What you need to do: All entries below must be written out verbatim, and the images must be dropped.

Information supplied:
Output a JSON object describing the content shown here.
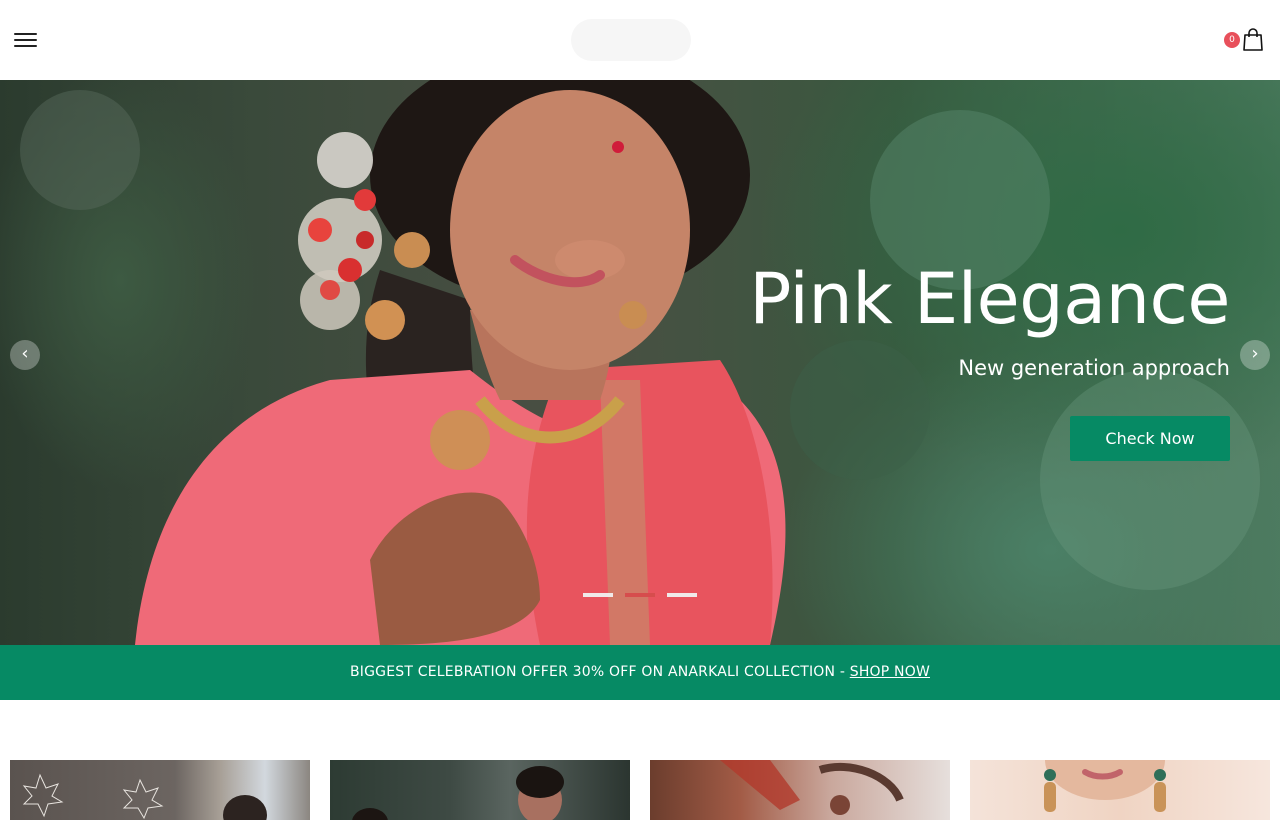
{
  "header": {
    "menu_icon": "hamburger-menu-icon",
    "cart": {
      "count": "0",
      "icon": "shopping-bag-icon"
    }
  },
  "hero": {
    "title": "Pink Elegance",
    "subtitle": "New generation approach",
    "cta_label": "Check Now",
    "prev_icon": "chevron-left-icon",
    "next_icon": "chevron-right-icon",
    "prev_glyph": "‹",
    "next_glyph": "›",
    "slides_total": 3,
    "active_slide": 2
  },
  "promo": {
    "text": "BIGGEST CELEBRATION OFFER 30% OFF ON ANARKALI COLLECTION - ",
    "link_label": "SHOP NOW"
  },
  "colors": {
    "brand_green": "#068a64",
    "badge_red": "#e8505b",
    "dot_active": "#d64d4d"
  }
}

Solution to this task:
Output a JSON object describing the content shown here.
{
  "header": {
    "menu_icon": "hamburger-menu-icon",
    "cart": {
      "count": "0",
      "icon": "shopping-bag-icon"
    }
  },
  "hero": {
    "title": "Pink Elegance",
    "subtitle": "New generation approach",
    "cta_label": "Check Now",
    "prev_icon": "chevron-left-icon",
    "next_icon": "chevron-right-icon",
    "prev_glyph": "‹",
    "next_glyph": "›",
    "slides_total": 3,
    "active_slide": 2
  },
  "promo": {
    "text": "BIGGEST CELEBRATION OFFER 30% OFF ON ANARKALI COLLECTION - ",
    "link_label": "SHOP NOW"
  },
  "colors": {
    "brand_green": "#068a64",
    "badge_red": "#e8505b",
    "dot_active": "#d64d4d"
  }
}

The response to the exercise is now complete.